Scalia served as editor on actor-producer Leonardo DiCaprio’s acclaimed 2007 documentary The 11th Hour and on director Matthew Vaughn’s Kick-Ass. Most recently, Scalia edited Marc Webb’s The Amazing Spider-Man.
Earlier, Scalia collaborated with Bernardo Bertolucci on Little Buddha and Stealing Beauty. He worked with Sam Raimi on The Quick and the Dead, with Rob Marshall on Memoirs of a Geisha, and with Larry Charles on Masked and Anonymous.
Scalia began his career by collaborating with Oliver Stone, as assistant editor on the filmmaker’s Wall Street and Talk Radio. He went on to serve as associate editor on Born on the Fourth of July, which won an Oscar for Best Film Editing, and as an additional editor on The Doors.
Born in Sicily, Scalia was raised in Switzerland. He came to the U.S. to attend college, earning his MFA in film and theater arts from UCLA in 1985.
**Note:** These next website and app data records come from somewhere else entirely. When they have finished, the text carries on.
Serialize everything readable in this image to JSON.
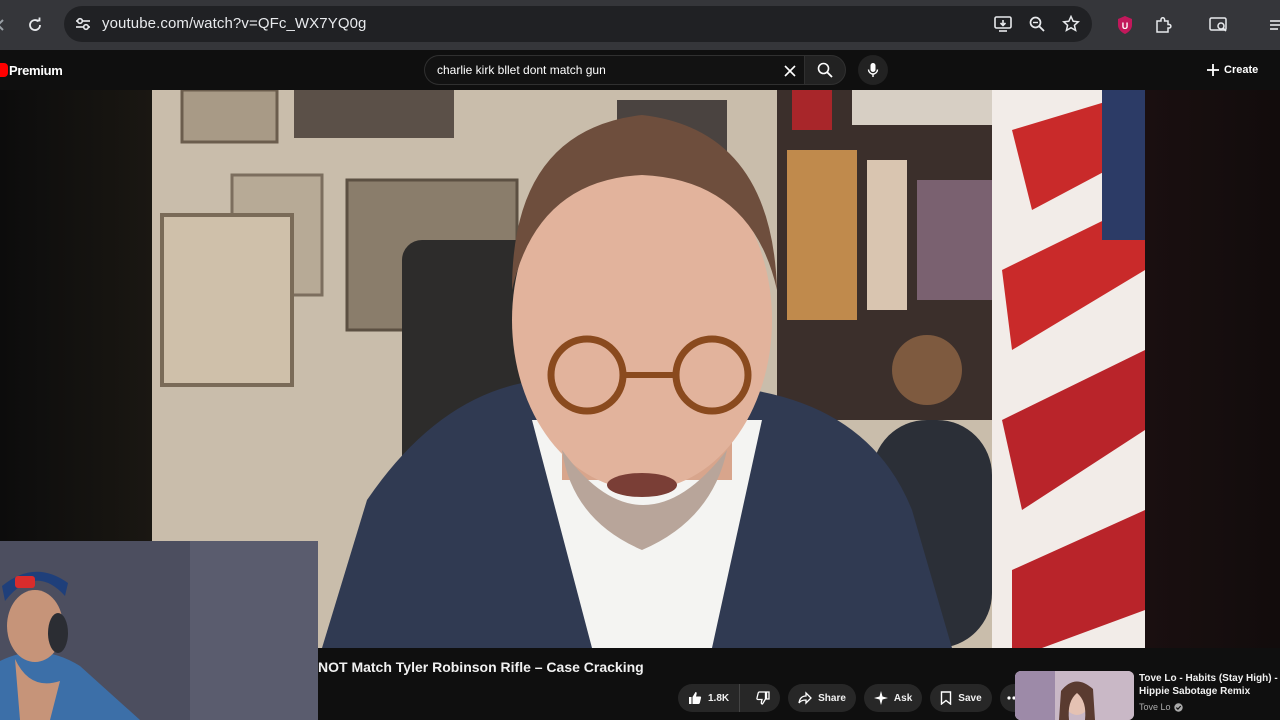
{
  "browser": {
    "url": "youtube.com/watch?v=QFc_WX7YQ0g",
    "extension_badge": "U"
  },
  "masthead": {
    "logo_text": "Premium",
    "search_query": "charlie kirk bllet dont match gun",
    "create_label": "Create"
  },
  "video": {
    "title": "NOT Match Tyler Robinson Rifle – Case Cracking",
    "like_count": "1.8K",
    "share_label": "Share",
    "ask_label": "Ask",
    "save_label": "Save"
  },
  "recommendation": {
    "title": "Tove Lo - Habits (Stay High) - Hippie Sabotage Remix",
    "channel": "Tove Lo"
  },
  "colors": {
    "youtube_red": "#ff0000",
    "chrome_bar": "#35363a",
    "page_bg": "#0f0f0f"
  }
}
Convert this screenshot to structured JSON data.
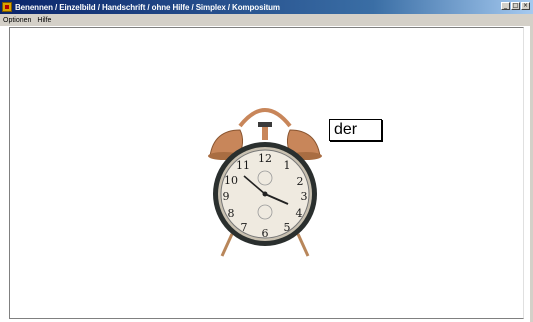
{
  "window": {
    "title": "Benennen / Einzelbild / Handschrift / ohne Hilfe / Simplex / Kompositum",
    "buttons": [
      "minimize",
      "maximize",
      "close"
    ]
  },
  "menu": {
    "items": [
      {
        "label": "Optionen"
      },
      {
        "label": "Hilfe"
      }
    ]
  },
  "stimulus": {
    "image": "alarm-clock",
    "answer_text": "der"
  },
  "colors": {
    "titlebar_start": "#0a246a",
    "titlebar_end": "#a6caf0",
    "clock_bell": "#c8865a",
    "clock_body": "#2a2f2e"
  }
}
MARC STREITENFELD (Composer) has written the music for five consecutive Ridley Scott films, which include Prometheus, Robin Hood, Body of Lies, the BAFTA-nominated score for American Gangster, and the director’s romantic comedy A Good Year. He also worked with Scott as music supervisor on Kingdom of Heaven and Matchstick Men, as music editor on Black Hawk Down and Hannibal, and as technical score advisor on the Oscar-nominated soundtrack to Gladiator.
Born in Munich, Germany, Streitenfeld relocated to Los Angeles at the age of 19. He first worked for composer Hans Zimmer as his assistant, then as a freelance music editor and music supervisor on numerous high-profile films.
JANTY YATES (Costume Designer) won the 2000 Academy Award and earned a BAFTA nomination for her costumes evoking ancient Rome in Ridley Scott’s Best Picture Oscar winner Gladiator. The film marked the first of seven feature film collaborations with the director, which also include Robin Hood, for which Yates received both Saturn and Satellite nominations for Best Costume Design, Body of Lies, American Gangster, Hannibal and Kingdom of Heaven, for which she received a Goya Award nomination for Best Costume Design.
Yates’ list of notable filmmaker collaborations also includes the Michael Winterbottom films Welcome to Sarajevo, Jude and With or Without You, Michael Mann’s Miami Vice, Jean-Jacques Annaud’s Enemy at the Gates, Christopher Monger’s The Englishman Who Went Up a Hill But Came Down a Mountain, Jon Amiel’s The Man Who Knew Too Little, Gillian Armstrong’s Charlotte Gray, and Irwin Winkler’s Cole Porter biographical drama De-Lovely, for which Yates’ designs of post-Depression elegance earned her a Costume Designers Guild Award nomination.
Yates began her career in the fashion world, and then segued to the film industry as a costume assistant on Jean-Jacques Annaud’s Quest for Fire. She subsequently worked on two Mike Newell films: the 1985 thriller Dance with a Stranger and the 1988 drama Soursweet. Yates served as wardrobe supervisor on Alan Parker’s acclaimed Irish music tale The Commitments, and then made her debut as a feature film costume designer with the 1993 British comedy drama Bad Behaviour.